As above indicated, Mabel Martinson was living and residing in Denver, Colorado as of the commencement of the present proceeding, and apparently remains alive as of the present time. It was in this general setting that the trial court concluded that William's (the taxpayer's) interest in the trust created in his name under his father's will did not constitute "property" or a "right to property" under 26 U.S.C. § 6321, inasmuch as Mabel still survived, and that such being the case, William's interest was contingent on his outliving his stepmother.
The trial court reasoned that William's interest in the trust fund was contingent, not vested, and being contingent, was therefore beyond a creditor's reach under local Colorado law. Additionally, the trial court held that the taxpayer's interest being only contingent did not "as a matter of federal law" qualify as "property" or a "right to property" as those terms are read in 26 U.S.C. § 6321. It was on this general basis that the trial court granted the trustee's motion for summary judgment and entered judgment for the trustee.

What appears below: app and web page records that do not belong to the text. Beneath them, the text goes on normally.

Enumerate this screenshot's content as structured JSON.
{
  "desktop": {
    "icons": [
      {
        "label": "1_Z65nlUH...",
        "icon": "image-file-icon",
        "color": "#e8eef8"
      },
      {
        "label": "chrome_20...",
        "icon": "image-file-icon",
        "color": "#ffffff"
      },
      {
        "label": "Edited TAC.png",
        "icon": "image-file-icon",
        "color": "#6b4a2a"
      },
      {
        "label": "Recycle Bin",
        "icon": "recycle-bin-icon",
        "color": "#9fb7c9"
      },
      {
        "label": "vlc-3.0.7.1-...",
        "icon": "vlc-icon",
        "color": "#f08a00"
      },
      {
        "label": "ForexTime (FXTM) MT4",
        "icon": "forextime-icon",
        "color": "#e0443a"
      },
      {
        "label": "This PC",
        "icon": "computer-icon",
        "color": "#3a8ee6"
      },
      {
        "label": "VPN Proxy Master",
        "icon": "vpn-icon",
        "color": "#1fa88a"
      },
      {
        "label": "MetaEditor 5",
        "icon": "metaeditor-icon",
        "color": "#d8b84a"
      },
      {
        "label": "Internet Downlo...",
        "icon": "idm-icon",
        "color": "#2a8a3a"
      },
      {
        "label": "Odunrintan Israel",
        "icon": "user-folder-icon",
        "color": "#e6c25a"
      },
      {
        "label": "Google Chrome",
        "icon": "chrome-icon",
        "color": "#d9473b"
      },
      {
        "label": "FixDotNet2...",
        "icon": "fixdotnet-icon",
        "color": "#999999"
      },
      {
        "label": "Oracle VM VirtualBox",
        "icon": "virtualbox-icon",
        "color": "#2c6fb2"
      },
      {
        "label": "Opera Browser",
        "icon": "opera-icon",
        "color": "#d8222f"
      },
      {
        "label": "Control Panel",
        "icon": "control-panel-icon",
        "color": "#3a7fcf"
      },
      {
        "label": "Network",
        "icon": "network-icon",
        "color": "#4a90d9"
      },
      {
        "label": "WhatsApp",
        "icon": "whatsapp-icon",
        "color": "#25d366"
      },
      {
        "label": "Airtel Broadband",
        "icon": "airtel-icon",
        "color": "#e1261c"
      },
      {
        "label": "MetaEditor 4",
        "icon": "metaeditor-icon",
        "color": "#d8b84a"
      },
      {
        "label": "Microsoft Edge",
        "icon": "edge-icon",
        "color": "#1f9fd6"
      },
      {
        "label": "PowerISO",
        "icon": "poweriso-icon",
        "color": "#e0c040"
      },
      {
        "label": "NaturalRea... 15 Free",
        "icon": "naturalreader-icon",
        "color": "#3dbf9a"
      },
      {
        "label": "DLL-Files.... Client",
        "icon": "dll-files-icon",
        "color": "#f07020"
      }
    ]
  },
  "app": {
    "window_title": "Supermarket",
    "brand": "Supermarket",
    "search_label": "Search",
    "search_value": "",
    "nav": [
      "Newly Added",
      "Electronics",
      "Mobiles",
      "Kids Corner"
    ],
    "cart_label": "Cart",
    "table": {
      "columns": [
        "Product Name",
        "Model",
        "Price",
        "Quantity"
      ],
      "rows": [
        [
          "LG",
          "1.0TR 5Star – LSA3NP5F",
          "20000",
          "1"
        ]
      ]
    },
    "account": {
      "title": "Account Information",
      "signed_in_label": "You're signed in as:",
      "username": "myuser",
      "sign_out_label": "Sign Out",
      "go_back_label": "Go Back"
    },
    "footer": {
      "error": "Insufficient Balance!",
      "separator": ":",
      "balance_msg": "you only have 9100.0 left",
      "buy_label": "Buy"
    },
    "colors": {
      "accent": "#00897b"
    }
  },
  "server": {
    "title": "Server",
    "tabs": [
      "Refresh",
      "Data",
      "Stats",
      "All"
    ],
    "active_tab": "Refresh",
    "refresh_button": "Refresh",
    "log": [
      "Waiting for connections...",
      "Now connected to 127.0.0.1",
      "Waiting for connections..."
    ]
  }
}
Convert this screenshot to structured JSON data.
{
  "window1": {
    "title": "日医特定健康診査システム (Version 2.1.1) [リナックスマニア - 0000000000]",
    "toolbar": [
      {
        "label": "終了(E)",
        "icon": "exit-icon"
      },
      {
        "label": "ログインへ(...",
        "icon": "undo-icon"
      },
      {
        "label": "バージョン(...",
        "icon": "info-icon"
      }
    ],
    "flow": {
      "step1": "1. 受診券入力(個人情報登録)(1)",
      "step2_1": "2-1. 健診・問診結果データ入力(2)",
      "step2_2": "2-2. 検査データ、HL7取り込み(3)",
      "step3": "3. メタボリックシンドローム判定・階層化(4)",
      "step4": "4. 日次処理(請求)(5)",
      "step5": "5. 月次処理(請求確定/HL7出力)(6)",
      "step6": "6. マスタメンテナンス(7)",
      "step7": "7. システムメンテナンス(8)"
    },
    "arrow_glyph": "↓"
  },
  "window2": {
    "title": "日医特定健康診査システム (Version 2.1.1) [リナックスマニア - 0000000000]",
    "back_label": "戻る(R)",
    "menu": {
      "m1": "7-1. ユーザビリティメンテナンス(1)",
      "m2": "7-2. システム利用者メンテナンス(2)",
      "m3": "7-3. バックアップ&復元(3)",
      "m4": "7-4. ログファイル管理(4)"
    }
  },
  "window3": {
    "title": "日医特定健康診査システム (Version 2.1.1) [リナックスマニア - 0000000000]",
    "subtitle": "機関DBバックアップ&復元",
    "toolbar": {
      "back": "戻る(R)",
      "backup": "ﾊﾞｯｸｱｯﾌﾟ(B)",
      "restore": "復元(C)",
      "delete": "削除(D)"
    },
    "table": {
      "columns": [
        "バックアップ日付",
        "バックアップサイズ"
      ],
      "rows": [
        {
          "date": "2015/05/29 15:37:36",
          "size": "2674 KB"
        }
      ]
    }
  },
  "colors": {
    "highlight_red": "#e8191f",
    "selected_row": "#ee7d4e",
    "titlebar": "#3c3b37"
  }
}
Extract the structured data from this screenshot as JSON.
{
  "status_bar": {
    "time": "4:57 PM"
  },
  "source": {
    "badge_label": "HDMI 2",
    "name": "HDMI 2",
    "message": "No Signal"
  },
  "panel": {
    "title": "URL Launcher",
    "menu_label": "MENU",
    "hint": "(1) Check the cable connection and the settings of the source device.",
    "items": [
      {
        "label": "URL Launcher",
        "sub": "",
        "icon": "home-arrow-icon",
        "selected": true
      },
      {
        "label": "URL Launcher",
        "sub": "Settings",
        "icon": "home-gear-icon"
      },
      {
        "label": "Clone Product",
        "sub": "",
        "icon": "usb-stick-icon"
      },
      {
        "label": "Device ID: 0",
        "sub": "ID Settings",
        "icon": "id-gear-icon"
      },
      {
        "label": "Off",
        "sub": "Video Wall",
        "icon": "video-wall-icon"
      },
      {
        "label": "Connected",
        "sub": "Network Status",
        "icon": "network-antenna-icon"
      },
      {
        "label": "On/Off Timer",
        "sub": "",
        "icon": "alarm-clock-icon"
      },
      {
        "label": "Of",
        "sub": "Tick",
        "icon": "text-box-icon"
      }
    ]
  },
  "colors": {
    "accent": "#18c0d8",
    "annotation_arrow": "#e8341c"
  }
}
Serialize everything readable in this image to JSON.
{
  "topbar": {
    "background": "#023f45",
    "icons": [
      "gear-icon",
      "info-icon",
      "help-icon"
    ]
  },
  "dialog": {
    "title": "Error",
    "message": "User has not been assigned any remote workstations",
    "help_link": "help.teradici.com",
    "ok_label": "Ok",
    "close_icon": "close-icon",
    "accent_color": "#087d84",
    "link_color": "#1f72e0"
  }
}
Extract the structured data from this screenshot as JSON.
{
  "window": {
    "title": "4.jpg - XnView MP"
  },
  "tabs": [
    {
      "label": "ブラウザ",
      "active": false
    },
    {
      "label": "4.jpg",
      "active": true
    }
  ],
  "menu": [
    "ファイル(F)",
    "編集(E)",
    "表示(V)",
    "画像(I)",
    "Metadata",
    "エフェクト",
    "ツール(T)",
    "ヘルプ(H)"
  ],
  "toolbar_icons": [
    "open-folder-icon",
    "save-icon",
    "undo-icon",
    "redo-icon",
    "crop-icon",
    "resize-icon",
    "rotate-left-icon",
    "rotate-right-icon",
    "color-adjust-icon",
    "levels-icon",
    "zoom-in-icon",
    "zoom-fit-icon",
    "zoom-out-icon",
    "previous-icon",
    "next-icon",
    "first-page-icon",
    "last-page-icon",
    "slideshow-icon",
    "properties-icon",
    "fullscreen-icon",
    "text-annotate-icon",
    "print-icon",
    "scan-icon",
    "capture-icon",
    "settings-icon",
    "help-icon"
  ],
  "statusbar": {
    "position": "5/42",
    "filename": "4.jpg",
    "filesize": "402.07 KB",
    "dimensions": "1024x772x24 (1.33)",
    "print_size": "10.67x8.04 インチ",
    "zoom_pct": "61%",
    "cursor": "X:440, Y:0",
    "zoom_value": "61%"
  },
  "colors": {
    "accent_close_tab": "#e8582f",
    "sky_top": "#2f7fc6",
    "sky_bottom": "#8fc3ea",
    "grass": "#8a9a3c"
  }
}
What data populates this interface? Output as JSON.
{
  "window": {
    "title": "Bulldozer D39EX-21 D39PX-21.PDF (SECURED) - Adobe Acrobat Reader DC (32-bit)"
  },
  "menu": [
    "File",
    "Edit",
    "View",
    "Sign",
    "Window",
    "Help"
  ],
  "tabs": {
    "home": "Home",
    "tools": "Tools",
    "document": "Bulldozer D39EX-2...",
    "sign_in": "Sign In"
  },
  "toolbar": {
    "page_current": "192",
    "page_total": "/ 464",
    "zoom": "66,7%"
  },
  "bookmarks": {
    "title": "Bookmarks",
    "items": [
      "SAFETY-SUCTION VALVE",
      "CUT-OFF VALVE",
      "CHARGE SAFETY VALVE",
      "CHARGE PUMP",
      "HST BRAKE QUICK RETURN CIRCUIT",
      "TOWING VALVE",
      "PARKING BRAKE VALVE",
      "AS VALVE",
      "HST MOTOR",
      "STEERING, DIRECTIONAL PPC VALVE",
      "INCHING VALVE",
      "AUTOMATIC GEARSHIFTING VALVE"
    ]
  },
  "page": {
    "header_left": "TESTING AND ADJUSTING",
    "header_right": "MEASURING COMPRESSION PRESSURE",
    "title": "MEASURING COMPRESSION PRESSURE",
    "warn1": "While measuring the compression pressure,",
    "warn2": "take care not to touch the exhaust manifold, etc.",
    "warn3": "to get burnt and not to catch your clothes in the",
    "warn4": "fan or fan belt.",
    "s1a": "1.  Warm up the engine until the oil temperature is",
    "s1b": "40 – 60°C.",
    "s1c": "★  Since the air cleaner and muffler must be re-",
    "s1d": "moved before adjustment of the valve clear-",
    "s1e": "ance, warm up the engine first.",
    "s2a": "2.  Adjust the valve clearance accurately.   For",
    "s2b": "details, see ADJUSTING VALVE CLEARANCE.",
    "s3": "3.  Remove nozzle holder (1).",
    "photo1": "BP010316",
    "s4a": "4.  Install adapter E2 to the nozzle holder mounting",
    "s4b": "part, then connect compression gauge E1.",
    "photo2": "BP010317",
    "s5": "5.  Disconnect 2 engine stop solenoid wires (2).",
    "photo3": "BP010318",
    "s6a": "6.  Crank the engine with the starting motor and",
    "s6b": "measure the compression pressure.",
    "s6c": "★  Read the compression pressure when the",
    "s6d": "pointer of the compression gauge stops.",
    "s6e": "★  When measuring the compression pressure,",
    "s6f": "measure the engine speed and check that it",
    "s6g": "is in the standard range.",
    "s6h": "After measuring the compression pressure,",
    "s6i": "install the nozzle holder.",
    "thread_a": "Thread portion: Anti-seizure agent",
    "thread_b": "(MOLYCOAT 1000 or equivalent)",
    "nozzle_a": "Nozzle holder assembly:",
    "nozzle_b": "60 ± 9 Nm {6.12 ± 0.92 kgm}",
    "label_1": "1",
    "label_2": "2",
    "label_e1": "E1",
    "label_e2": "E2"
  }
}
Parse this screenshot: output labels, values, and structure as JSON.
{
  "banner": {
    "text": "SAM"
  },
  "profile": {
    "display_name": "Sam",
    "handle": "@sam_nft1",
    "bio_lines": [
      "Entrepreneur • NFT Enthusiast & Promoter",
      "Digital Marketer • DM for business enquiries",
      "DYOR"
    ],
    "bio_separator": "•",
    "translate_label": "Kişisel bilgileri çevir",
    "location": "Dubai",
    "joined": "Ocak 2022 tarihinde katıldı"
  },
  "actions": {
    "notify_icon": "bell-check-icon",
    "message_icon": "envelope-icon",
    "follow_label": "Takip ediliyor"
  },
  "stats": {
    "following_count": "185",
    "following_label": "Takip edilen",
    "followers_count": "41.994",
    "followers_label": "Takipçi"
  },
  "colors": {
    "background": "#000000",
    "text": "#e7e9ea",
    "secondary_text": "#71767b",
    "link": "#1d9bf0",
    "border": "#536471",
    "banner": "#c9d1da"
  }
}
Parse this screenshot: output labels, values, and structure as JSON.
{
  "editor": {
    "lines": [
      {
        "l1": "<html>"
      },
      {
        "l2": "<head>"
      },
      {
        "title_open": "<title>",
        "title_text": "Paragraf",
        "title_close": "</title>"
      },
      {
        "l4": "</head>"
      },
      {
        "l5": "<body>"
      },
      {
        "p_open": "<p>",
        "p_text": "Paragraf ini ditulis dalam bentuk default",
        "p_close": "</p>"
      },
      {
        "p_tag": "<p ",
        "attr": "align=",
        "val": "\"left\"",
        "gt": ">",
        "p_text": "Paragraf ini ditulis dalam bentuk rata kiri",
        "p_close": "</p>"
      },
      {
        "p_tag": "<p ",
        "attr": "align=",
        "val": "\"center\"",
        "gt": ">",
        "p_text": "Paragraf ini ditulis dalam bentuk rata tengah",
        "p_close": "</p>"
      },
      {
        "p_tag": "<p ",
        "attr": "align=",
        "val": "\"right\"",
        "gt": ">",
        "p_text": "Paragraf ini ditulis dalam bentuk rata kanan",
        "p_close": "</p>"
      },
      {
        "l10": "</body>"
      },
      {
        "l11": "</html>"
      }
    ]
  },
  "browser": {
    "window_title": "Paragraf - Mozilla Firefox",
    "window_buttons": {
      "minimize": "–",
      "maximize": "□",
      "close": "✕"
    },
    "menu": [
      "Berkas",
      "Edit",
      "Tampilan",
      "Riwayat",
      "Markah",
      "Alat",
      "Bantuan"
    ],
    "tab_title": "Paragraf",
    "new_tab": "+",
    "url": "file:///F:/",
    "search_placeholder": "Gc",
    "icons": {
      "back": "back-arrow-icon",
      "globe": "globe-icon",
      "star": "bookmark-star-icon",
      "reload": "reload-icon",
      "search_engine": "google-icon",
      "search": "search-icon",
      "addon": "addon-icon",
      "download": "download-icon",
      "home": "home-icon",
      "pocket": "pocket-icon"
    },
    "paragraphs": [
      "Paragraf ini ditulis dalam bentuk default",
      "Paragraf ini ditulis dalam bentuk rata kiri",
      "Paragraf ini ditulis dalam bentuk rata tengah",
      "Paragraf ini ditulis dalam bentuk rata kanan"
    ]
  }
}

It is agreed that the "property rights" of the taxpayer in the instant case are to be determined as a matter of local Colorado law and that once William's rights have been thus determined, then resort should be made to federal law to ascertain whether such constitute "property" or "rights to property" within the meaning of the federal tax lien statute. Aquilino v. United States, 363 U.S. 509, 80 S.Ct. 1277, 4 L.Ed.2d 1365 (1960) and United States v. Bess, 357 U.S. 51, 78 S.Ct. 1054, 2 L.Ed.2d 1135 (1958).
As applied to the instant case, the foregoing indicates that the trial court quite properly looked to Colorado law to determine the precise nature of William's (the taxpayer's) interest in the trust created in his favor under his father's will. As indicated, the trial court concluded that under Colorado law William's interest was contingent, i. e., he had no right to receive any monies from the trust unless he survived his stepmother, Mabel.
On appeal we were uncertain as to whether under Colorado law William's interest in the trust created in his favor under his father's will is a future interest subject to a condition precedent or a vested remainder subject to complete defeasance on the happening of a condition subsequent. Accordingly, pursuant to the provisions of Colorado Appellate Rule 21.1, we certified that question to the Colorado Supreme Court. The Colorado Supreme Court accepted such certification and in an adversary proceeding in that court, which included additional briefing, held that under Colorado law William's interest in the trust in question is not a future interest subject to a condition precedent, and therefore contingent, but on the contrary the taxpayer's interest is a vested interest subject to complete defeasance. See In Re Question Submitted by the United States Court of Appeals for the Tenth Circuit, 553 P.2d 382 (Colo.1976).
The determination by the trial court in the instant case that William's interest was contingent was the keystone of its entire ruling. The subsequent determination by the Colorado Supreme Court that William's interest was not contingent, but vested, requires that the case be remanded to the trial court for reconsideration.
After the Colorado Supreme Court announced its ruling on our certification, the trustee filed in this Court a request to file a supplemental brief. In such supplemental brief the trustee sought to raise a matter which had not heretofore been presented to this Court and had not been passed on by the trial court. In such circumstance, the request to file a supplemental brief is denied. The matter sought to be thus raised should first be considered by the trial court.
Judgment reversed and case remanded for further consideration.